I originally wrote the blog post below in February 2016. Posts about performance reviews never seem to lose their relevance though, hence this repost (in English this time).

In a recent newspaper article the performance evaluation process that is so common in many companies was basically declared a thing of the past. Rightly or wrongly? 

“Time-consuming” is often the complaint about the process of evaluation (how did it go?) and looking ahead (what will you do next year?). I once was manager of a department with 17 employees. The formal performance evaluation cycle consisted of one meeting for setting objectives, at least one progress conversation during the cycle (read: during the year), and one formal evaluation meeting. So I spent at least 17 x 3 meetings of one hour = 51 hours per year in a one-on-one conversation between myself, the manager, and the employee. That is slightly more than six eight-hour days. In a year. Quite frankly, written down like this I do not find that such an excessive amount of time.

As a manager I always found it useful to sit down with the employee for these performance cycle conversations and to be able to reflect – away from the hectic daily business. Things that were not normally discussed always seemed to pop up. Things that did not surface in regular team meetings, during that quick conversation at the coffee machine, in those can-I-just-quickly-ask-you-something-meetings or other work meetings (be it 1-to-1 or not). And as such the performance cycle meetings contributed a lot to the development and support of the employees by me as a manager. And wasn’t that what I was hired for? Spending six days per year on something that is part of my job actually does not seem a lot. On the contrary…

What was time-consuming and frustrating, was the bureaucracy surrounding the process. And especially the forms – online or otherwise. Forms that seemed to change from year to year, and seemed to require different content and information each year. Completing those forms always took way more time than the conversations themselves. 

At another company I worked for the process even had an extra step. It took me a while to understand the rationale behind this. Not to mention the associated forms. 

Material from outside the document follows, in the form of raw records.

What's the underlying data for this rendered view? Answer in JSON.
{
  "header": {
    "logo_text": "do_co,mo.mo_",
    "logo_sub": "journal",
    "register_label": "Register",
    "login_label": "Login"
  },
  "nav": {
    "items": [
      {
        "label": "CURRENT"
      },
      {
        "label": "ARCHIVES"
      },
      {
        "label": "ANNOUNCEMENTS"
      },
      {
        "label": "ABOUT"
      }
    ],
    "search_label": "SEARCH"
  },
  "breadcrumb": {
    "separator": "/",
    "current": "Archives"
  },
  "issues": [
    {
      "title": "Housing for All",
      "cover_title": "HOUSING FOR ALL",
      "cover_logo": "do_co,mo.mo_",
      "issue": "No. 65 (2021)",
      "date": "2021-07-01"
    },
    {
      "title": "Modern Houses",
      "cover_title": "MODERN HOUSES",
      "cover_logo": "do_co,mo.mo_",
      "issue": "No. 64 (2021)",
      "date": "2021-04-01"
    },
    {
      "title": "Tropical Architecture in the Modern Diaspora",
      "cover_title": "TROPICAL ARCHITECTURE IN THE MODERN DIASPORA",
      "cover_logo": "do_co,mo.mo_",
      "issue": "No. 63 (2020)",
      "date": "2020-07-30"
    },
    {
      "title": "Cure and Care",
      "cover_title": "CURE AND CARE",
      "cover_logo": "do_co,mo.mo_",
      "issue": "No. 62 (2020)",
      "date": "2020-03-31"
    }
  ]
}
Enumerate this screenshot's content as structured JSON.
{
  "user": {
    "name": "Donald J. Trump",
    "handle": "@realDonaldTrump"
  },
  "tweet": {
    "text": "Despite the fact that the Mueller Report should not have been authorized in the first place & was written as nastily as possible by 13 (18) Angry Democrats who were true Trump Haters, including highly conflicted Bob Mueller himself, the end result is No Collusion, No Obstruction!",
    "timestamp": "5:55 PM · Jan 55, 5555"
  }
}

So as far as I am concerned those forms that accompany the formal performance evaluation cycle can be thrown in the trash bin immediately. But apparently there is (thankfully) some need for feedback, as number of alternatives is mentioned in the newspaper article. 

There are organizations that already have switched to the we-have-a-continuous-conversation (WHACC) method or the we-evaluate-eachother-continuously (WEEC) method.

Great methods. But I do hope that open and honest feedback no matter what time of year was already common practice in these organizations before the abolition of the formal performance evaluation cycle? Ongoing feedback – between managers and employees, and amongst colleagues?

My proposal is therefore to (re)introduce the WHIAITPY & HHIETPY method – next to the WHACC and the WEEC method. This method involves: once a year, a conversation is held where manager and employee reflect on the past year. So that for instance patterns may be recognized and discussed. And the things that in hindsight really have proven to be important can be put in the proper perspective. All this using the following two simple questions:

  • what have I achieved in the past year?
  • how have I experienced the past year?

 The tool kit of this WHIAITPY & HHIETPY method contains only these two questions. Anyone who wants a form for this: feel free to create one yourself.


Barbara van Schaik

coach ○ change consultancy ○ photography

Image via Shutterstock license